Work to be completed —
Each of the entries below needs to be given again exactly.

Supplied information —
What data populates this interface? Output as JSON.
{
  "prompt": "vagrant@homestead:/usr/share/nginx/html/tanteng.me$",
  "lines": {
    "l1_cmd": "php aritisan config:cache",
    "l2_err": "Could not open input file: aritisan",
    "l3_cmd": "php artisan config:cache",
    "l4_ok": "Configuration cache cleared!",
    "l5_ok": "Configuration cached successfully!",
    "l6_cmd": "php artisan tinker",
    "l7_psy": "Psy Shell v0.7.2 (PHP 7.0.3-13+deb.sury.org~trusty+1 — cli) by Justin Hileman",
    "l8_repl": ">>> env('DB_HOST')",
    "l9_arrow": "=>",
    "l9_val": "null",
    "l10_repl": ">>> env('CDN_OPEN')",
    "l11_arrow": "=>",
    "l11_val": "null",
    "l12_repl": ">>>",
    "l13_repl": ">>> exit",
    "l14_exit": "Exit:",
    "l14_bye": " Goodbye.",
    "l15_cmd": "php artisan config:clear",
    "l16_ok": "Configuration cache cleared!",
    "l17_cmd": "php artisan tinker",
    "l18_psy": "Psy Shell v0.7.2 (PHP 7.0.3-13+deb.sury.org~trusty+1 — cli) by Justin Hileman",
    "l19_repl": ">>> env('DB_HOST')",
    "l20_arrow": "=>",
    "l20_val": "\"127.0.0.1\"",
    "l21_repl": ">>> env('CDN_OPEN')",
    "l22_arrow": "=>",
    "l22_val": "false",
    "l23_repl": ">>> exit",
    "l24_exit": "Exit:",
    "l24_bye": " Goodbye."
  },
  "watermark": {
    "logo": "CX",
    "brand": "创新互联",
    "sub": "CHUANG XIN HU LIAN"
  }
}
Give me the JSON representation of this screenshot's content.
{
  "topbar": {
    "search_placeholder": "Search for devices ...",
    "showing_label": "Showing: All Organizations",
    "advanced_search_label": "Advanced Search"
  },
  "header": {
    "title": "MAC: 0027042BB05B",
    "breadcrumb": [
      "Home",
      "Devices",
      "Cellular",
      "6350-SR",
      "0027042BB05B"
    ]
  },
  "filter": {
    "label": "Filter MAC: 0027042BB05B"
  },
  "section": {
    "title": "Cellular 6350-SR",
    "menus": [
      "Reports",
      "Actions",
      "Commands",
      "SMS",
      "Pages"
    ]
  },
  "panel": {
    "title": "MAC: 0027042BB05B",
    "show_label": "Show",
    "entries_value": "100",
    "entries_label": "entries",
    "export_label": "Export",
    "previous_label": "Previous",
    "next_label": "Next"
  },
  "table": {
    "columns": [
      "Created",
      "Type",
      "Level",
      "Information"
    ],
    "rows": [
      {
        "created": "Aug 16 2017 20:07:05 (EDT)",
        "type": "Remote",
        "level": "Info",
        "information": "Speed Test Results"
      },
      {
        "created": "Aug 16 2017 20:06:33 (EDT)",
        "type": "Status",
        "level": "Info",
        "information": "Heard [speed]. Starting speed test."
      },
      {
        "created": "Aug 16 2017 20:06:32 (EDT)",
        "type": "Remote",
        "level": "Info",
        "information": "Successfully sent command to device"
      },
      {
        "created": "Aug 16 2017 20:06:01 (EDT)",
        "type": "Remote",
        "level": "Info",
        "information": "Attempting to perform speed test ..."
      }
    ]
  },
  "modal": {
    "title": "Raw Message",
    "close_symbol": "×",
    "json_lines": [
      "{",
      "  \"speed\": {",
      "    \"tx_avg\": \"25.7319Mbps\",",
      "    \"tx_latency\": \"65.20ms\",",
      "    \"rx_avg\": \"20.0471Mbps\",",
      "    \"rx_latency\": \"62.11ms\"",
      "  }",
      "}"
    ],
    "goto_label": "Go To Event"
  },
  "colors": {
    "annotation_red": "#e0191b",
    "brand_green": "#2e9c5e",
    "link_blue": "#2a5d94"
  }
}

Your solution —
What data populates this interface? Output as JSON.
{
  "prompt": "vagrant@homestead:/usr/share/nginx/html/tanteng.me$",
  "lines": {
    "l1_cmd": "php aritisan config:cache",
    "l2_err": "Could not open input file: aritisan",
    "l3_cmd": "php artisan config:cache",
    "l4_ok": "Configuration cache cleared!",
    "l5_ok": "Configuration cached successfully!",
    "l6_cmd": "php artisan tinker",
    "l7_psy": "Psy Shell v0.7.2 (PHP 7.0.3-13+deb.sury.org~trusty+1 — cli) by Justin Hileman",
    "l8_repl": ">>> env('DB_HOST')",
    "l9_arrow": "=>",
    "l9_val": "null",
    "l10_repl": ">>> env('CDN_OPEN')",
    "l11_arrow": "=>",
    "l11_val": "null",
    "l12_repl": ">>>",
    "l13_repl": ">>> exit",
    "l14_exit": "Exit:",
    "l14_bye": " Goodbye.",
    "l15_cmd": "php artisan config:clear",
    "l16_ok": "Configuration cache cleared!",
    "l17_cmd": "php artisan tinker",
    "l18_psy": "Psy Shell v0.7.2 (PHP 7.0.3-13+deb.sury.org~trusty+1 — cli) by Justin Hileman",
    "l19_repl": ">>> env('DB_HOST')",
    "l20_arrow": "=>",
    "l20_val": "\"127.0.0.1\"",
    "l21_repl": ">>> env('CDN_OPEN')",
    "l22_arrow": "=>",
    "l22_val": "false",
    "l23_repl": ">>> exit",
    "l24_exit": "Exit:",
    "l24_bye": " Goodbye."
  },
  "watermark": {
    "logo": "CX",
    "brand": "创新互联",
    "sub": "CHUANG XIN HU LIAN"
  }
}
Give me the JSON representation of this screenshot's content.
{
  "topbar": {
    "search_placeholder": "Search for devices ...",
    "showing_label": "Showing: All Organizations",
    "advanced_search_label": "Advanced Search"
  },
  "header": {
    "title": "MAC: 0027042BB05B",
    "breadcrumb": [
      "Home",
      "Devices",
      "Cellular",
      "6350-SR",
      "0027042BB05B"
    ]
  },
  "filter": {
    "label": "Filter MAC: 0027042BB05B"
  },
  "section": {
    "title": "Cellular 6350-SR",
    "menus": [
      "Reports",
      "Actions",
      "Commands",
      "SMS",
      "Pages"
    ]
  },
  "panel": {
    "title": "MAC: 0027042BB05B",
    "show_label": "Show",
    "entries_value": "100",
    "entries_label": "entries",
    "export_label": "Export",
    "previous_label": "Previous",
    "next_label": "Next"
  },
  "table": {
    "columns": [
      "Created",
      "Type",
      "Level",
      "Information"
    ],
    "rows": [
      {
        "created": "Aug 16 2017 20:07:05 (EDT)",
        "type": "Remote",
        "level": "Info",
        "information": "Speed Test Results"
      },
      {
        "created": "Aug 16 2017 20:06:33 (EDT)",
        "type": "Status",
        "level": "Info",
        "information": "Heard [speed]. Starting speed test."
      },
      {
        "created": "Aug 16 2017 20:06:32 (EDT)",
        "type": "Remote",
        "level": "Info",
        "information": "Successfully sent command to device"
      },
      {
        "created": "Aug 16 2017 20:06:01 (EDT)",
        "type": "Remote",
        "level": "Info",
        "information": "Attempting to perform speed test ..."
      }
    ]
  },
  "modal": {
    "title": "Raw Message",
    "close_symbol": "×",
    "json_lines": [
      "{",
      "  \"speed\": {",
      "    \"tx_avg\": \"25.7319Mbps\",",
      "    \"tx_latency\": \"65.20ms\",",
      "    \"rx_avg\": \"20.0471Mbps\",",
      "    \"rx_latency\": \"62.11ms\"",
      "  }",
      "}"
    ],
    "goto_label": "Go To Event"
  },
  "colors": {
    "annotation_red": "#e0191b",
    "brand_green": "#2e9c5e",
    "link_blue": "#2a5d94"
  }
}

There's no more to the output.